PARAMETRIC TRIGGER : An event that causes coupon rates to be suspened to prevent further loss.
PASSIVE DEBT : A debt upon which, by agreement between the debtor and creditor, no interest is payable, as distinguished from active debt; i. c., a debt upon which interest is payable. In this sense, the terms "active" and "passive" are applied to certain debts due from the Spanish government to Great Britain. Wharton. In another sense of the words, a debt is "active" or "passive" according as the person of the creditor or debtor is regarded ; a passive debt being that which a man owes; an active debt that which is owing to him. In this meaning every debt is both active and passive,
PASSAGE : A way over water; an easement giving the right to pass over a piece of private water. Travel by sea; a voyage over water; the carriage of passengers by water; money paid for such carriage. Enactment; the act of carrying a bill or resolution through a legislative or delibera- tive body in accordance with the prescribed forms and requisites; the emergence of the bill in the form of a law, or the motion in the form of a resolution.

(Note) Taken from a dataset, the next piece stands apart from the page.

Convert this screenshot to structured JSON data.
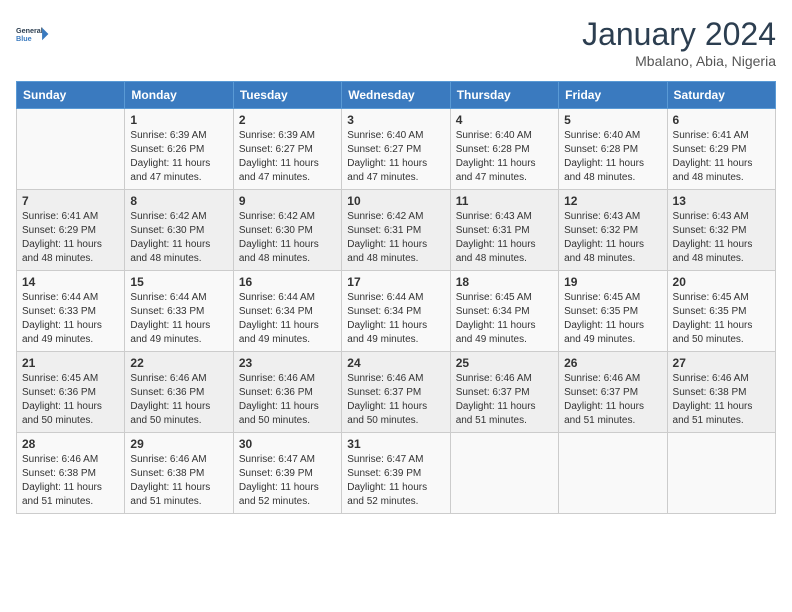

PROCES VERBAL : In French law. A written report, which is signed, setting forth a statement of facts. This term is applied to the report proving the meeting and the resolutious passed at a meeting of shareholders, or to the report of a commission to take testimony. It can also be applied to the statement drawn up by a huissicr in relation to any facts which one of the parties to a suit can be Interested In proving; for instance the sale of a counterfeited object. Statements, drawn up by other competent authorities, of misdemeanors or other criminal acts, are also called by this name. Arg. Fr. Merc. Law, 570. A true relation in writing In due form of law of what has been done and said verbally in the presence of a public officer and of what he himself does on the occasion. Hall v. Hall, 11 Tex. 526, 539.